11/21/2008 05:12 am ET | Updated May 25, 2011

Con Games: Right Wing, Left Wing, Single Wing

The fate of the unrepentant synergist is to see the seeds of all things in all other things and that goes double for your friendly neighborhood Con Man. In the spirit of everything telling us something about something else, I give you my trenchant analysis from the trenches--or, how football as we now know it is no different now than our national politics on the cusp of a major realignment.

Let's go into the huddle and I'll draw 'er up for you.

Democratic Presidential nominee Barack Obama is running the spread offense, the latest re-incarnation of the single wing albeit on steroids this time. Republican nominee John McCain is in a hackneyed wishbone that has all but disappeared from its glory days decades ago even before it was morning in America.

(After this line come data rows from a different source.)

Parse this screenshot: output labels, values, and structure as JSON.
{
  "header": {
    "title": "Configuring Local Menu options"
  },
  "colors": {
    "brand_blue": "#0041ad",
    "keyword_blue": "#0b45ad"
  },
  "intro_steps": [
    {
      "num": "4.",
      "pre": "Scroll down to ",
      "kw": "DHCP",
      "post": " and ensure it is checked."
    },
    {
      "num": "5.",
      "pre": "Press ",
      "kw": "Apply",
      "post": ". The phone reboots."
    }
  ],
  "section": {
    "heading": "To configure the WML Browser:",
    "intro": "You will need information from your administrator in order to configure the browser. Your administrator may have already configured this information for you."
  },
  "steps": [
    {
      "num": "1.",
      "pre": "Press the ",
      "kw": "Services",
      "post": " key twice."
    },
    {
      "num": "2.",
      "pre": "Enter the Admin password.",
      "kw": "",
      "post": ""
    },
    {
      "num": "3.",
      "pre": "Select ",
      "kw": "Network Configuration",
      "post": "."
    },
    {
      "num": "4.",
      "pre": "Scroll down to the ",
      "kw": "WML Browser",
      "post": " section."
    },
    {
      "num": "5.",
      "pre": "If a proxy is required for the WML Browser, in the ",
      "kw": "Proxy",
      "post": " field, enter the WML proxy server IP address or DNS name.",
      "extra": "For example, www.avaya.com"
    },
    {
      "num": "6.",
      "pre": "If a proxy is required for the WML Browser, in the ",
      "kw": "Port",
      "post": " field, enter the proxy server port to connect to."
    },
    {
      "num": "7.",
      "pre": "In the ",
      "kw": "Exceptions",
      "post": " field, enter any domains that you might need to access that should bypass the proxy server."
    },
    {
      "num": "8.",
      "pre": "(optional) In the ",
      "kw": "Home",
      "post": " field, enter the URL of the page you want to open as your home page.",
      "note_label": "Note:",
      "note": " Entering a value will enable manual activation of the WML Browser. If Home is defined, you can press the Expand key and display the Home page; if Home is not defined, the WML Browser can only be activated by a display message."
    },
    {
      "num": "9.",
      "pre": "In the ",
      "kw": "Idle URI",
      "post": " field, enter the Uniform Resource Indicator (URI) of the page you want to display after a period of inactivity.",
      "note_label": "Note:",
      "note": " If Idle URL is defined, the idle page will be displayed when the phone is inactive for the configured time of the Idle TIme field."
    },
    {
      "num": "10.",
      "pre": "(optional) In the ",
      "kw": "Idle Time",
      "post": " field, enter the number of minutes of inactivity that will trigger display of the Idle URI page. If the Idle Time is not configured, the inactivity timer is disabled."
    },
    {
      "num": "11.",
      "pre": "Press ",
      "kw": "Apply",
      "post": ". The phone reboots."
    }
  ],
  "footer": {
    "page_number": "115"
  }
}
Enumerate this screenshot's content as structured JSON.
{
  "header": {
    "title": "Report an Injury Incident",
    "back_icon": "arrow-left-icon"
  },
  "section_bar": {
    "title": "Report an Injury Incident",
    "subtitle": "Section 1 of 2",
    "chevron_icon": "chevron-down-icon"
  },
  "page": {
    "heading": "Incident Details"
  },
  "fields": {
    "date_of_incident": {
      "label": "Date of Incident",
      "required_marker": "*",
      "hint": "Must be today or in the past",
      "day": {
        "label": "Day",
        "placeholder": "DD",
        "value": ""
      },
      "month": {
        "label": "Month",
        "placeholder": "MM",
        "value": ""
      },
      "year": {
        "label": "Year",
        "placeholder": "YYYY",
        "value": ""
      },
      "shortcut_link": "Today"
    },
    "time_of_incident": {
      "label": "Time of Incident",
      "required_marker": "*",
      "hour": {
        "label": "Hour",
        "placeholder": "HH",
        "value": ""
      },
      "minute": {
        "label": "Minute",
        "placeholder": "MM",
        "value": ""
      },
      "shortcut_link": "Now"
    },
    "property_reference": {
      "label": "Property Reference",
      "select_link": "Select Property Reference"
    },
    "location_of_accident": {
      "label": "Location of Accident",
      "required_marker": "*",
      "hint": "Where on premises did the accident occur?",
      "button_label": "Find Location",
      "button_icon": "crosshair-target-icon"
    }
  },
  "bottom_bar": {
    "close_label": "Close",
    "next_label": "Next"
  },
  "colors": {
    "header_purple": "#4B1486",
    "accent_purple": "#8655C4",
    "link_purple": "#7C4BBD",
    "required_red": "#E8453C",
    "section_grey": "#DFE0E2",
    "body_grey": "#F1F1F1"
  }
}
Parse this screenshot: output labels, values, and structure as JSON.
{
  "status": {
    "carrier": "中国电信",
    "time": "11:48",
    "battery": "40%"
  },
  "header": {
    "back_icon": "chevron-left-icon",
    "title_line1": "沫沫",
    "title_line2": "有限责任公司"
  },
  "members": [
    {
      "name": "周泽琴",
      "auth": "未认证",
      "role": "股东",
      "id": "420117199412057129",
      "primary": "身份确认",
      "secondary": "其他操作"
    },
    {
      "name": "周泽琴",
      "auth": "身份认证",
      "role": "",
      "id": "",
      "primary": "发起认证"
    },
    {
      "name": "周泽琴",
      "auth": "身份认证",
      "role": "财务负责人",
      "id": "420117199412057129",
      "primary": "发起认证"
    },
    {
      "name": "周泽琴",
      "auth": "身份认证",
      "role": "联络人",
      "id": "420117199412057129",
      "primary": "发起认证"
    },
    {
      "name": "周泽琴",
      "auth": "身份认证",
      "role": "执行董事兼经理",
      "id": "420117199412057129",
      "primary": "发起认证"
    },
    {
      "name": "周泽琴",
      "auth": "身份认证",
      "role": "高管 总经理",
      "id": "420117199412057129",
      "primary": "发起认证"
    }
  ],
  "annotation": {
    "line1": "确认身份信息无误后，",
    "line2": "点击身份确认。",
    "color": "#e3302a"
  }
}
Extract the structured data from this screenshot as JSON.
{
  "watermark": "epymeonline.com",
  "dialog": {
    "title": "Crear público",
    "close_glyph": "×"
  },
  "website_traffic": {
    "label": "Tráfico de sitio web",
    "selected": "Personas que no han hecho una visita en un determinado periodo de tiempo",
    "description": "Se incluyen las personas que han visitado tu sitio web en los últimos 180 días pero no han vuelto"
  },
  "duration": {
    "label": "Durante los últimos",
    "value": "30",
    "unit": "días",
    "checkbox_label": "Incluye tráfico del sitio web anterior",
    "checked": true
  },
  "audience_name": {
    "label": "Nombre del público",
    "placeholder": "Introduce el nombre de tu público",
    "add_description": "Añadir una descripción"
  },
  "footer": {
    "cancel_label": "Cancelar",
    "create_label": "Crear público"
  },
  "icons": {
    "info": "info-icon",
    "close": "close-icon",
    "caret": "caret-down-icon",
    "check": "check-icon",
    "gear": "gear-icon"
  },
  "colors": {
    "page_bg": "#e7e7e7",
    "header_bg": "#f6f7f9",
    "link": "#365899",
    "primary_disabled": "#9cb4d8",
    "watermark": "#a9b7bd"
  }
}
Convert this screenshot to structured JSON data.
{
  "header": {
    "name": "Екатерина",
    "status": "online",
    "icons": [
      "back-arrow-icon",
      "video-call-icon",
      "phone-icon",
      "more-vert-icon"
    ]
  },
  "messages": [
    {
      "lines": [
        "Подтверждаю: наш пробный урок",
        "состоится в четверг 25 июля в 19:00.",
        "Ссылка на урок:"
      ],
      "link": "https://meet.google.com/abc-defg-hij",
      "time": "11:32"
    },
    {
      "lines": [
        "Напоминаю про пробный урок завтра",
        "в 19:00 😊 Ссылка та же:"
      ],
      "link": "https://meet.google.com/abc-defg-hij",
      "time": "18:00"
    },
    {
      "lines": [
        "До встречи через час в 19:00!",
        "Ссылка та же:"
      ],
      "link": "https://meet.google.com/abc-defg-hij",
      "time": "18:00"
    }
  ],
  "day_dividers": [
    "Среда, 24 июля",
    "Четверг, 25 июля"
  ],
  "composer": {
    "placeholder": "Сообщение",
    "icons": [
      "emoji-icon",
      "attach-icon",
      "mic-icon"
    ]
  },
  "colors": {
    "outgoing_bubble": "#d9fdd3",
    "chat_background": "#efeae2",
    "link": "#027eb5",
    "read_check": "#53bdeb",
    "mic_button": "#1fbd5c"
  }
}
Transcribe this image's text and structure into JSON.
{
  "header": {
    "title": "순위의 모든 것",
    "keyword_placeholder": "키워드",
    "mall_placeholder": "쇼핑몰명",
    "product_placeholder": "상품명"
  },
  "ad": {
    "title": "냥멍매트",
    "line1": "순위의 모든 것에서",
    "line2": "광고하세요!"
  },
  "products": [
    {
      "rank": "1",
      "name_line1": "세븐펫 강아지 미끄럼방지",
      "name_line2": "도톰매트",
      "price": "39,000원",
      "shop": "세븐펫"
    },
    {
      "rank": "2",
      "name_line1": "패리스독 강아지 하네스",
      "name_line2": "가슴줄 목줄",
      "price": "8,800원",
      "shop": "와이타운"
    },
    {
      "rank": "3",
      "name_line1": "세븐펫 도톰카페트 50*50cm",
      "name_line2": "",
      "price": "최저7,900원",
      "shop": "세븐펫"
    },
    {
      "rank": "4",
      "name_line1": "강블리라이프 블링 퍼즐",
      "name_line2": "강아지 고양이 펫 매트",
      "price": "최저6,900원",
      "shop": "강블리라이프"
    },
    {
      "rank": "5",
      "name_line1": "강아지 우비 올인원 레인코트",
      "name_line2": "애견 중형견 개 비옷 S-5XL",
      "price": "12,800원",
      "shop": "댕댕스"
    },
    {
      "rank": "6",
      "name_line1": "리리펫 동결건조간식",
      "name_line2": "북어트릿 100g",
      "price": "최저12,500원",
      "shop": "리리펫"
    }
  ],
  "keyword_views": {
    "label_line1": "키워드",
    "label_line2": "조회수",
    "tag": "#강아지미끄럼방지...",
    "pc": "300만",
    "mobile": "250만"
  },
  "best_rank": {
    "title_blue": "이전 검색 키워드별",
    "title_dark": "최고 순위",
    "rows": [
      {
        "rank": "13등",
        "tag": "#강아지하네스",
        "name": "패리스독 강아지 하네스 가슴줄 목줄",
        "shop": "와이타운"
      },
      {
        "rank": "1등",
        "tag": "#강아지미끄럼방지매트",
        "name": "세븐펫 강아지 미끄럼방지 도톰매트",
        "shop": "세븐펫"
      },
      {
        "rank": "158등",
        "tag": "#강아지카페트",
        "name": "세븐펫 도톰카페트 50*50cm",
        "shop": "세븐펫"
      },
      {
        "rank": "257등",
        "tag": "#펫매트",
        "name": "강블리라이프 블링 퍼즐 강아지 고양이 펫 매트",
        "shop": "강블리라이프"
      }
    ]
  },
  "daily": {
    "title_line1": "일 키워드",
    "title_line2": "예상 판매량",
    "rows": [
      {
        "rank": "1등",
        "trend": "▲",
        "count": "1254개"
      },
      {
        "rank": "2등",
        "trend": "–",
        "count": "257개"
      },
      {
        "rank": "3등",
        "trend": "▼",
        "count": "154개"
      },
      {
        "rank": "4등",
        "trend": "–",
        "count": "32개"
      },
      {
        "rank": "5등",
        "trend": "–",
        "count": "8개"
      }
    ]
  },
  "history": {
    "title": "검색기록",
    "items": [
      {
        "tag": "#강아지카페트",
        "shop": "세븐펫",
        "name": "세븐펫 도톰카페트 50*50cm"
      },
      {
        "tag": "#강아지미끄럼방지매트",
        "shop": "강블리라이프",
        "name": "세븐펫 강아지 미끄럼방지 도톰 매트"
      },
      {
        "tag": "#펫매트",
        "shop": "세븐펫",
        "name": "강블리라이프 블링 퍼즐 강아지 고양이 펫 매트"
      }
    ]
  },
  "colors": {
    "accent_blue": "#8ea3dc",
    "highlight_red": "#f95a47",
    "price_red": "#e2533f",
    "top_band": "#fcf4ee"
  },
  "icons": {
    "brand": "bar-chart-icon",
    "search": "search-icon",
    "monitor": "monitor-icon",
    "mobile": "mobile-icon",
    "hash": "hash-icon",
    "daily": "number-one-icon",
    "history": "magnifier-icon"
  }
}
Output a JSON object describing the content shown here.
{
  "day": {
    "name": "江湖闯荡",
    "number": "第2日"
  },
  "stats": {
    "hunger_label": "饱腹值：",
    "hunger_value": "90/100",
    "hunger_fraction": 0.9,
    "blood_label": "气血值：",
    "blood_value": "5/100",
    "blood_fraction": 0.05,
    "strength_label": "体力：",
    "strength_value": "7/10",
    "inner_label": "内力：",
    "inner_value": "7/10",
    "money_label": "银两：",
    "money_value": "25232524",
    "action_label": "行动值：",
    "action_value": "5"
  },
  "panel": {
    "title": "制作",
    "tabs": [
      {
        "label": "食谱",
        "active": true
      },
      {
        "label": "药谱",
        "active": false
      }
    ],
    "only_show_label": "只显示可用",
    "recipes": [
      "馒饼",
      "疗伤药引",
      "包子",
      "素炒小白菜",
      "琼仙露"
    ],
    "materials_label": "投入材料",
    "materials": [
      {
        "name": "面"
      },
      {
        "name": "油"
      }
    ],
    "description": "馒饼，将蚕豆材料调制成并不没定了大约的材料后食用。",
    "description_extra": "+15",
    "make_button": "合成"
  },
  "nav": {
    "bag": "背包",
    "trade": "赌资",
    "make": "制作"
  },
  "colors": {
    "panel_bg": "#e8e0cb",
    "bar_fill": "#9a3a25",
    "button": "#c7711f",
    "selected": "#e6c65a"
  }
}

That's really all you need to know about our politics circa 2008. How do I know? Here's the skinny: Obama's 50-state campaign leaves the Republicans playing defense all over the country trying to plug every hole in the formation. The spread--the pass-happy hurry-up offense that uses the entire playing field sideline-to-sideline--is not unlike the real-time Internet in the Presidential campaign, now yielding a bounty of $150 million for Obama Nation in September 2008 alone.

McCain, in contrast, is using a dog-eared Atwater-Rove playbook that only Darryl Royal could love, one where the run is put on a pedestal and anything new--like the forward pass--is considered sacrilege. Of Royal, the ball coach at the University of Texas who loved the 'bone and broken 'bone both, it was said: "He can take his'n and beat your'n, or take your'n and beat his'n." Coach Royal himself used to say, with small-town innocence: "We're going to dance with what we brung."

What McCain brung is a classic mistake in football, war, and politics. The negative campaign is the Maginot Line of conservative politics, a thing of beauty in those halcyon ground-game days of 2000 and 2004. But no more. In the era of the spread, wishful direct marketing and blabby talk radio can't get any traction in the face of Facebook and a blogosphere dominated by the liberati. Republicans are stuck with an antiquated ground game at a time when the game is being played in the air.

Maybe it's no mistake that the wishbone still lives on, often with great success, at some of the service academies where military discipline is always paramount, even on the fields of friendly strife now covered with FieldTurf. In football, as in politics, the only thing that stays the same is change, whether you believe it or not.